Providing healthcare to rural Americans is ripe for innovation. Compared to their urban counterparts, rural Americans have worse health outcomes: According to the CDC, they are more likely to die from heart disease, cancer, accidental injury, COPD and stroke.
Meanwhile, they have to deal with longer travel times and less access to providers. More than 180 nationwide hospitals in the US have been closed since 2005 and 19 closed their doors in 2020 alone.
“It really became clear that the system that was developed for care delivery was developed for urban environments. And we had to rethink or redesign the system to be able to deliver adequate high-quality care in a different market. That’s why we have to address rural markets, ” dr. Jennifer Schneider, co-founder and CEO of newly launched hybrid provider Homeward, said during a panel discussion on ViVE.
Schneider, former president of chronic care management company Livongo, explained how Homeward will use a combination of personal care delivered via mobile vans and virtual services. The startup will expand the local health system and send patients back to outside healthcare providers if necessary.
“We see ourselves as an extension of the current ecosystem, not a competitor,” she said.
Digital mental health company Brave Health also works within the larger healthcare system, as most patients are referred to them by their insurers or other providers, said co-founder and CEO Anna Lindow.
In the wake of the COVID-19 pandemic, mental health professionals are: overloaded with demand for care, and the US does not have enough providers to meet the need.
“We didn’t specifically want to say, ‘Okay, we definitely want to focus on the rural population,’ but it really happened organically, because that’s where health plans said, ‘Hey, I can’t find anything local’ for this person, for this member” Lindow said.

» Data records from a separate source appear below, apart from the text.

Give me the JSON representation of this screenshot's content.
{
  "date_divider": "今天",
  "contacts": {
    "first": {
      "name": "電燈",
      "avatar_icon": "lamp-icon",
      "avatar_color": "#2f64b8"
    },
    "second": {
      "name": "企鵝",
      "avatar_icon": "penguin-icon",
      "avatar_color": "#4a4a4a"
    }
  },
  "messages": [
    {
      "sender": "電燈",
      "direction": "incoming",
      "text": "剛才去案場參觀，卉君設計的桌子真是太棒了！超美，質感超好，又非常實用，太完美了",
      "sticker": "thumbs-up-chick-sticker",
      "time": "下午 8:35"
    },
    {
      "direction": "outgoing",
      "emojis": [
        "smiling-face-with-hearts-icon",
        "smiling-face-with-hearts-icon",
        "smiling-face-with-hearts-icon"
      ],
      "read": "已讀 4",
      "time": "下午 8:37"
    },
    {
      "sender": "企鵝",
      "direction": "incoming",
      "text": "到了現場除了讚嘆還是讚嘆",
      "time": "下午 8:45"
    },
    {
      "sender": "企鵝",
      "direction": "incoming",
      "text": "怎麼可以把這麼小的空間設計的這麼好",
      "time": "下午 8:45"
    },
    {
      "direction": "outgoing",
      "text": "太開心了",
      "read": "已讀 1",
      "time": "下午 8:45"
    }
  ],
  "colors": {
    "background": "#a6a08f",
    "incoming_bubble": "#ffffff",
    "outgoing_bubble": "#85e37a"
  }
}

Digital is a big part of the entry equation for CVS Health, said chief information officer Roshan Navagamuwa. Although the retail giant has more than 1,500 stores in rural areas, there’s still a lot of geography that’s not covered, he explained.
“We’re looking at statistics, so about 85% of Americans live within 10 miles of a CFS. But if you’re in rural areas, that average doesn’t work. So that’s where we think virtual care is a big part. It’s really It’s important to have a care team available locally that we support through our networks, primary care networks and pharmacy networks,” said Navagamuwa.
Specialized care is another pain point for rural health care. A 2019 study published in health matters found that Medicare beneficiaries living in rural areas had higher avoidable hospitalizations and mortality compared to their urban counterparts, which was attributed to a lack of access to specialists.
While it’s important to give the patient more options, the access problem won’t necessarily solve the access problem, says Gil Addo, co-founder and CEO of the virtual specialty care company. RubiconMD. Giving resources to caregivers who have trusted relationships with patients in rural areas could be a more effective way.
“I don’t think you win by arming patients,” Addo said. “I don’t think that’s how you solve healthcare. I do think that you have to work within the existing infrastructure. … And so can we bring that access and those services to the patient, and not force them to [it] from?”